------ Records for processing
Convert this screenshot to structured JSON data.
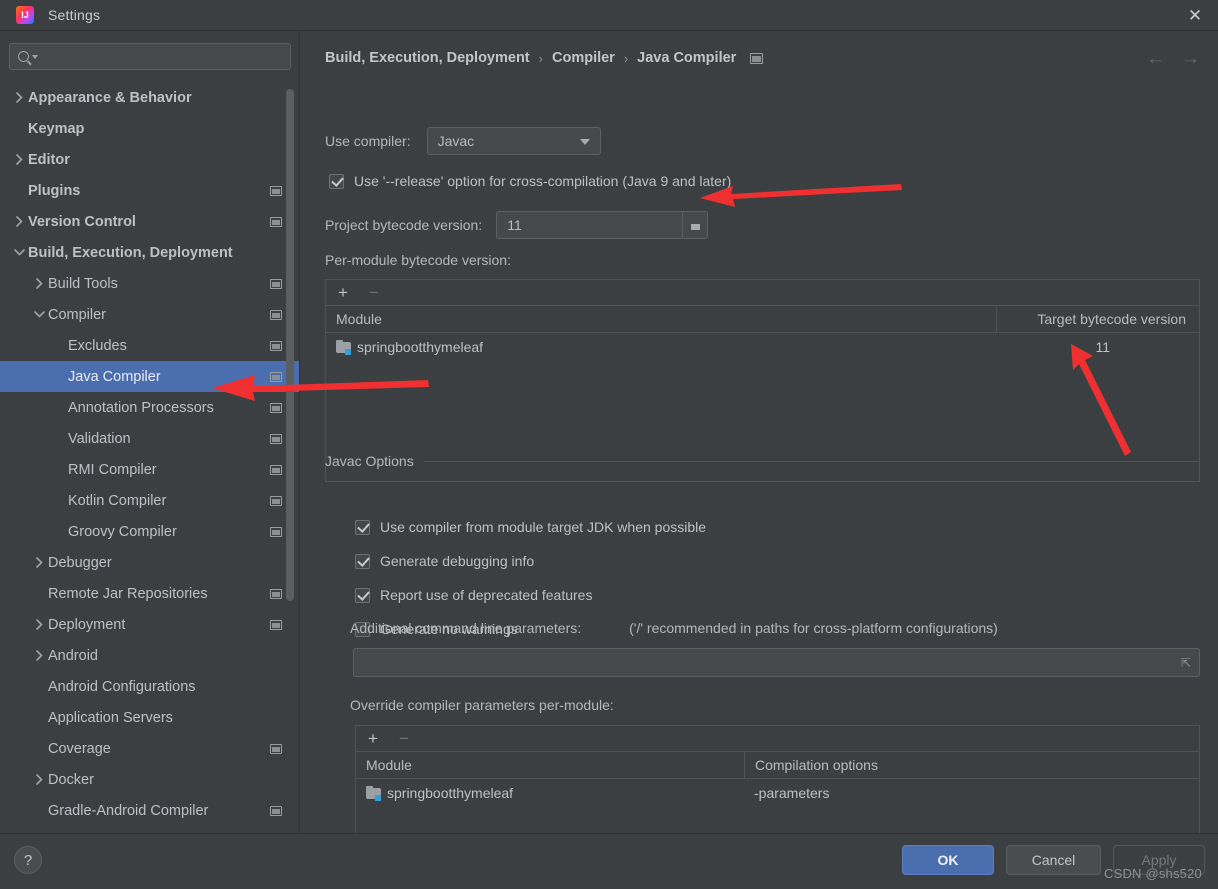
{
  "window": {
    "title": "Settings",
    "logo_icon": "intellij-idea-logo",
    "close_icon": "close-icon"
  },
  "sidebar": {
    "search": {
      "placeholder": "",
      "value": "",
      "icon": "search-icon",
      "caret_icon": "chevron-down-icon"
    },
    "items": [
      {
        "label": "Appearance & Behavior",
        "twisty": "right",
        "top": true,
        "badge": false,
        "indent": 0,
        "selected": false
      },
      {
        "label": "Keymap",
        "twisty": "none",
        "top": true,
        "badge": false,
        "indent": 0,
        "selected": false
      },
      {
        "label": "Editor",
        "twisty": "right",
        "top": true,
        "badge": false,
        "indent": 0,
        "selected": false
      },
      {
        "label": "Plugins",
        "twisty": "none",
        "top": true,
        "badge": true,
        "indent": 0,
        "selected": false
      },
      {
        "label": "Version Control",
        "twisty": "right",
        "top": true,
        "badge": true,
        "indent": 0,
        "selected": false
      },
      {
        "label": "Build, Execution, Deployment",
        "twisty": "down",
        "top": true,
        "badge": false,
        "indent": 0,
        "selected": false
      },
      {
        "label": "Build Tools",
        "twisty": "right",
        "top": false,
        "badge": true,
        "indent": 1,
        "selected": false
      },
      {
        "label": "Compiler",
        "twisty": "down",
        "top": false,
        "badge": true,
        "indent": 1,
        "selected": false
      },
      {
        "label": "Excludes",
        "twisty": "none",
        "top": false,
        "badge": true,
        "indent": 2,
        "selected": false
      },
      {
        "label": "Java Compiler",
        "twisty": "none",
        "top": false,
        "badge": true,
        "indent": 2,
        "selected": true
      },
      {
        "label": "Annotation Processors",
        "twisty": "none",
        "top": false,
        "badge": true,
        "indent": 2,
        "selected": false
      },
      {
        "label": "Validation",
        "twisty": "none",
        "top": false,
        "badge": true,
        "indent": 2,
        "selected": false
      },
      {
        "label": "RMI Compiler",
        "twisty": "none",
        "top": false,
        "badge": true,
        "indent": 2,
        "selected": false
      },
      {
        "label": "Kotlin Compiler",
        "twisty": "none",
        "top": false,
        "badge": true,
        "indent": 2,
        "selected": false
      },
      {
        "label": "Groovy Compiler",
        "twisty": "none",
        "top": false,
        "badge": true,
        "indent": 2,
        "selected": false
      },
      {
        "label": "Debugger",
        "twisty": "right",
        "top": false,
        "badge": false,
        "indent": 1,
        "selected": false
      },
      {
        "label": "Remote Jar Repositories",
        "twisty": "none",
        "top": false,
        "badge": true,
        "indent": 1,
        "selected": false
      },
      {
        "label": "Deployment",
        "twisty": "right",
        "top": false,
        "badge": true,
        "indent": 1,
        "selected": false
      },
      {
        "label": "Android",
        "twisty": "right",
        "top": false,
        "badge": false,
        "indent": 1,
        "selected": false
      },
      {
        "label": "Android Configurations",
        "twisty": "none",
        "top": false,
        "badge": false,
        "indent": 1,
        "selected": false
      },
      {
        "label": "Application Servers",
        "twisty": "none",
        "top": false,
        "badge": false,
        "indent": 1,
        "selected": false
      },
      {
        "label": "Coverage",
        "twisty": "none",
        "top": false,
        "badge": true,
        "indent": 1,
        "selected": false
      },
      {
        "label": "Docker",
        "twisty": "right",
        "top": false,
        "badge": false,
        "indent": 1,
        "selected": false
      },
      {
        "label": "Gradle-Android Compiler",
        "twisty": "none",
        "top": false,
        "badge": true,
        "indent": 1,
        "selected": false
      }
    ]
  },
  "content": {
    "breadcrumb": [
      "Build, Execution, Deployment",
      "Compiler",
      "Java Compiler"
    ],
    "breadcrumb_separator": "›",
    "breadcrumb_badge_icon": "config-scope-icon",
    "nav_back_icon": "arrow-left-icon",
    "nav_forward_icon": "arrow-right-icon",
    "use_compiler": {
      "label": "Use compiler:",
      "value": "Javac",
      "arrow_icon": "chevron-down-icon"
    },
    "release_option": {
      "label": "Use '--release' option for cross-compilation (Java 9 and later)",
      "checked": true
    },
    "project_bytecode": {
      "label": "Project bytecode version:",
      "value": "11",
      "spinner_icon": "chevron-down-icon"
    },
    "per_module_label": "Per-module bytecode version:",
    "per_module_table": {
      "add_icon": "plus-icon",
      "remove_icon": "minus-icon",
      "columns": [
        "Module",
        "Target bytecode version"
      ],
      "rows": [
        {
          "module": "springbootthymeleaf",
          "module_icon": "module-folder-icon",
          "target": "11"
        }
      ]
    },
    "javac_options": {
      "title": "Javac Options",
      "checkboxes": [
        {
          "label": "Use compiler from module target JDK when possible",
          "checked": true
        },
        {
          "label": "Generate debugging info",
          "checked": true
        },
        {
          "label": "Report use of deprecated features",
          "checked": true
        },
        {
          "label": "Generate no warnings",
          "checked": false
        }
      ],
      "additional_params_label": "Additional command line parameters:",
      "additional_params_hint": "('/' recommended in paths for cross-platform configurations)",
      "additional_params_value": "",
      "expand_icon": "expand-icon",
      "override_label": "Override compiler parameters per-module:",
      "override_table": {
        "add_icon": "plus-icon",
        "remove_icon": "minus-icon",
        "columns": [
          "Module",
          "Compilation options"
        ],
        "rows": [
          {
            "module": "springbootthymeleaf",
            "module_icon": "module-folder-icon",
            "options": "-parameters"
          }
        ]
      }
    }
  },
  "footer": {
    "help_label": "?",
    "ok_label": "OK",
    "cancel_label": "Cancel",
    "apply_label": "Apply"
  },
  "watermark": "CSDN @shs520",
  "colors": {
    "background": "#3c3f41",
    "selection": "#4b6eaf",
    "field": "#45494a",
    "text": "#bbbbbb",
    "annotation_red": "#f03030",
    "module_accent": "#389fd6"
  }
}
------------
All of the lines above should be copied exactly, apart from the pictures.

**Written solution:**
Convert this screenshot to structured JSON data.
{
  "window": {
    "title": "Settings",
    "logo_icon": "intellij-idea-logo",
    "close_icon": "close-icon"
  },
  "sidebar": {
    "search": {
      "placeholder": "",
      "value": "",
      "icon": "search-icon",
      "caret_icon": "chevron-down-icon"
    },
    "items": [
      {
        "label": "Appearance & Behavior",
        "twisty": "right",
        "top": true,
        "badge": false,
        "indent": 0,
        "selected": false
      },
      {
        "label": "Keymap",
        "twisty": "none",
        "top": true,
        "badge": false,
        "indent": 0,
        "selected": false
      },
      {
        "label": "Editor",
        "twisty": "right",
        "top": true,
        "badge": false,
        "indent": 0,
        "selected": false
      },
      {
        "label": "Plugins",
        "twisty": "none",
        "top": true,
        "badge": true,
        "indent": 0,
        "selected": false
      },
      {
        "label": "Version Control",
        "twisty": "right",
        "top": true,
        "badge": true,
        "indent": 0,
        "selected": false
      },
      {
        "label": "Build, Execution, Deployment",
        "twisty": "down",
        "top": true,
        "badge": false,
        "indent": 0,
        "selected": false
      },
      {
        "label": "Build Tools",
        "twisty": "right",
        "top": false,
        "badge": true,
        "indent": 1,
        "selected": false
      },
      {
        "label": "Compiler",
        "twisty": "down",
        "top": false,
        "badge": true,
        "indent": 1,
        "selected": false
      },
      {
        "label": "Excludes",
        "twisty": "none",
        "top": false,
        "badge": true,
        "indent": 2,
        "selected": false
      },
      {
        "label": "Java Compiler",
        "twisty": "none",
        "top": false,
        "badge": true,
        "indent": 2,
        "selected": true
      },
      {
        "label": "Annotation Processors",
        "twisty": "none",
        "top": false,
        "badge": true,
        "indent": 2,
        "selected": false
      },
      {
        "label": "Validation",
        "twisty": "none",
        "top": false,
        "badge": true,
        "indent": 2,
        "selected": false
      },
      {
        "label": "RMI Compiler",
        "twisty": "none",
        "top": false,
        "badge": true,
        "indent": 2,
        "selected": false
      },
      {
        "label": "Kotlin Compiler",
        "twisty": "none",
        "top": false,
        "badge": true,
        "indent": 2,
        "selected": false
      },
      {
        "label": "Groovy Compiler",
        "twisty": "none",
        "top": false,
        "badge": true,
        "indent": 2,
        "selected": false
      },
      {
        "label": "Debugger",
        "twisty": "right",
        "top": false,
        "badge": false,
        "indent": 1,
        "selected": false
      },
      {
        "label": "Remote Jar Repositories",
        "twisty": "none",
        "top": false,
        "badge": true,
        "indent": 1,
        "selected": false
      },
      {
        "label": "Deployment",
        "twisty": "right",
        "top": false,
        "badge": true,
        "indent": 1,
        "selected": false
      },
      {
        "label": "Android",
        "twisty": "right",
        "top": false,
        "badge": false,
        "indent": 1,
        "selected": false
      },
      {
        "label": "Android Configurations",
        "twisty": "none",
        "top": false,
        "badge": false,
        "indent": 1,
        "selected": false
      },
      {
        "label": "Application Servers",
        "twisty": "none",
        "top": false,
        "badge": false,
        "indent": 1,
        "selected": false
      },
      {
        "label": "Coverage",
        "twisty": "none",
        "top": false,
        "badge": true,
        "indent": 1,
        "selected": false
      },
      {
        "label": "Docker",
        "twisty": "right",
        "top": false,
        "badge": false,
        "indent": 1,
        "selected": false
      },
      {
        "label": "Gradle-Android Compiler",
        "twisty": "none",
        "top": false,
        "badge": true,
        "indent": 1,
        "selected": false
      }
    ]
  },
  "content": {
    "breadcrumb": [
      "Build, Execution, Deployment",
      "Compiler",
      "Java Compiler"
    ],
    "breadcrumb_separator": "›",
    "breadcrumb_badge_icon": "config-scope-icon",
    "nav_back_icon": "arrow-left-icon",
    "nav_forward_icon": "arrow-right-icon",
    "use_compiler": {
      "label": "Use compiler:",
      "value": "Javac",
      "arrow_icon": "chevron-down-icon"
    },
    "release_option": {
      "label": "Use '--release' option for cross-compilation (Java 9 and later)",
      "checked": true
    },
    "project_bytecode": {
      "label": "Project bytecode version:",
      "value": "11",
      "spinner_icon": "chevron-down-icon"
    },
    "per_module_label": "Per-module bytecode version:",
    "per_module_table": {
      "add_icon": "plus-icon",
      "remove_icon": "minus-icon",
      "columns": [
        "Module",
        "Target bytecode version"
      ],
      "rows": [
        {
          "module": "springbootthymeleaf",
          "module_icon": "module-folder-icon",
          "target": "11"
        }
      ]
    },
    "javac_options": {
      "title": "Javac Options",
      "checkboxes": [
        {
          "label": "Use compiler from module target JDK when possible",
          "checked": true
        },
        {
          "label": "Generate debugging info",
          "checked": true
        },
        {
          "label": "Report use of deprecated features",
          "checked": true
        },
        {
          "label": "Generate no warnings",
          "checked": false
        }
      ],
      "additional_params_label": "Additional command line parameters:",
      "additional_params_hint": "('/' recommended in paths for cross-platform configurations)",
      "additional_params_value": "",
      "expand_icon": "expand-icon",
      "override_label": "Override compiler parameters per-module:",
      "override_table": {
        "add_icon": "plus-icon",
        "remove_icon": "minus-icon",
        "columns": [
          "Module",
          "Compilation options"
        ],
        "rows": [
          {
            "module": "springbootthymeleaf",
            "module_icon": "module-folder-icon",
            "options": "-parameters"
          }
        ]
      }
    }
  },
  "footer": {
    "help_label": "?",
    "ok_label": "OK",
    "cancel_label": "Cancel",
    "apply_label": "Apply"
  },
  "watermark": "CSDN @shs520",
  "colors": {
    "background": "#3c3f41",
    "selection": "#4b6eaf",
    "field": "#45494a",
    "text": "#bbbbbb",
    "annotation_red": "#f03030",
    "module_accent": "#389fd6"
  }
}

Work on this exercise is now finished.